Two California Plaza
|Two California Plaza|
Two California Plaza (left), One California Plaza (right).
|Alternative names||Deloitte & Touche Building|
|Location||350 South Grand Avenue
Los Angeles, California
|Roof||228.60 m (750.0 ft)|
|Floor area||123,542 m2 (1,329,800 sq ft)|
|Design and construction|
|Architect||Arthur Erickson Architects
AC Martin Partners
|Developer||Metropolitan Structures West|
|Structural engineer||Martin & Huang International|
|Main contractor||Hathaway Dinwiddie|
Two California Plaza is a 751-foot (229 m) skyscraper in the Bunker Hill District district of downtown Los Angeles, California. The tower is part of the California Plaza project, consisting of two unique skyscrapers, One California Plaza and Two California Plaza. The Plaza is also home to the Los Angeles Museum of Contemporary Art (MoCA), Colburn School of Performing Arts, the Los Angeles Omni Hotel, and a 1.5-acre (0.61 ha) water court.

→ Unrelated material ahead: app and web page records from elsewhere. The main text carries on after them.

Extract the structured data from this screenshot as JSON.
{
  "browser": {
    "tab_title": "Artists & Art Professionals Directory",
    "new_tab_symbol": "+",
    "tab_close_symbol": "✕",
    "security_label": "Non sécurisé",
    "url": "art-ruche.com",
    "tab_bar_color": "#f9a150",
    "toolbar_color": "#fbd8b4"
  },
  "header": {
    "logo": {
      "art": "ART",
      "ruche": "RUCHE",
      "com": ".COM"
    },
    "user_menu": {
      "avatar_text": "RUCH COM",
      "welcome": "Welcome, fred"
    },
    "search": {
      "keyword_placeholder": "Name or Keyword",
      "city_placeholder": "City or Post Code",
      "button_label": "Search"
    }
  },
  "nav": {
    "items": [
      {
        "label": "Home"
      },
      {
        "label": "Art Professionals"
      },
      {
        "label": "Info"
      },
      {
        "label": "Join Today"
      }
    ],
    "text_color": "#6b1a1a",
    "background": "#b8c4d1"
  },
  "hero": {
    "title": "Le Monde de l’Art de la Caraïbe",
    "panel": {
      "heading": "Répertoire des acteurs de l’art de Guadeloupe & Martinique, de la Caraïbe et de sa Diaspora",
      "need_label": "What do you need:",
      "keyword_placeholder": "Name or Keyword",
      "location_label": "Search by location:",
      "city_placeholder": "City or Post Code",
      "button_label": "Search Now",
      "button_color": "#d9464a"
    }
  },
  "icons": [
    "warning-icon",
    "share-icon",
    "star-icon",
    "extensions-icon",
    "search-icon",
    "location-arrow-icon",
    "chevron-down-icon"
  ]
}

Completed in 1992 by Hathaway Dinwiddie Construction Company, Two California Plaza has 1,329,000 sq ft (123,500 m2) of office space. The towers were designed by Arthur Erickson Architects and named BOMA Building of the Year in 1997 and 2001.
California Plaza was a ten year, US$1.2 billion project. Started in 1983, the Two California Plaza tower was completed in 1992 during a significant slump in the downtown Los Angeles real estate market. The tower opened with only 30 percent of its space leased and overall vacancy rates in downtown office space neared 25 percent. It was nearly 10 years before significant tall buildings were completed again in the downtown Los Angeles.
The California Plaza was originally planned to include 3 high rise tower office buildings instead of the two completed. Three California Plaza at 65 floors, was planned for a site just north of 4th St., directly across Olive St. from California Plaza's first two office highrises and was planned to house the Metropolitan Water District's permanent headquarters. The site is currently an entrance to the Pershing Square subway station.
The construction and US$23 million cost of the Museum of Contemporary Art (MOCA) was part of a city-brokered deal with the developer of the California Plaza redevelopment project, Bunker Hill Associates, who received the use of an 11-acre (4.5 ha), publicly owned parcel of land.
In 2014, CIM Group bought the building and made improvements to the restaurants and shops in the plaza which was popular but had been neglected. The California Plaza courtyard has an elaborate dancing-water fountain and the upper station of the funicular railway Angels Flight. The plaza also links to the Museum of Contemporary Art and an apartment tower. Several clear shots of the tower under construction can be seen in the 1991 comedy/action film Harley Davidson and the Marlboro Man.
- February 12, 2014 "Veteran Developer CIM Group Buys Two Cal Plaza" Downtown News
- Two California Plaza at CTBUH Skyscraper Database
- Two California Plaza at Emporis
- Two California Plaza at Glass Steel and Stone
- Two California Plaza at SkyscraperPage
- Two California Plaza at Structurae
- "One California Plaza". Maquire Properties. Retrieved 1 September 2010. Cite error: Invalid
<ref>tag; name "maguire" defined multiple times with different content (see the help page).
- Stevenson, Richard W. (November 11, 1991). "Office Glut Spreads in California". The New York Times. Retrieved 1 September 2010.
- Berton, Brad (April 26, 1993). "Los Angeles Community Redevelopment Agency's notice of default suit against Bunker Hill Associates". The Los Angeles Business Journal. Retrieved 1 September 2010.
- Rutten, Tim (December 6, 2008). "What MOCA really needs". The Los Angeles Times.
- Hayes, Tome (May 12, 1985). "Los Angeles: For Downtown, An Ambitious Mixed-Use Project". The New York Times. Retrieved 1 September 2010.
- Two California Plaza Goes into Receivership
- Vincent, Roger (12 June 2014) "Deloitte to move downtown L.A. office to Gas Co. Tower" Los Angeles Times
- Vincent, Roger (13 February 2014) "With sale of Two California Plaza, Bunker Hill is poised for comeback" Los Angeles Times
|Wikimedia Commons has media related to Two California Plaza.|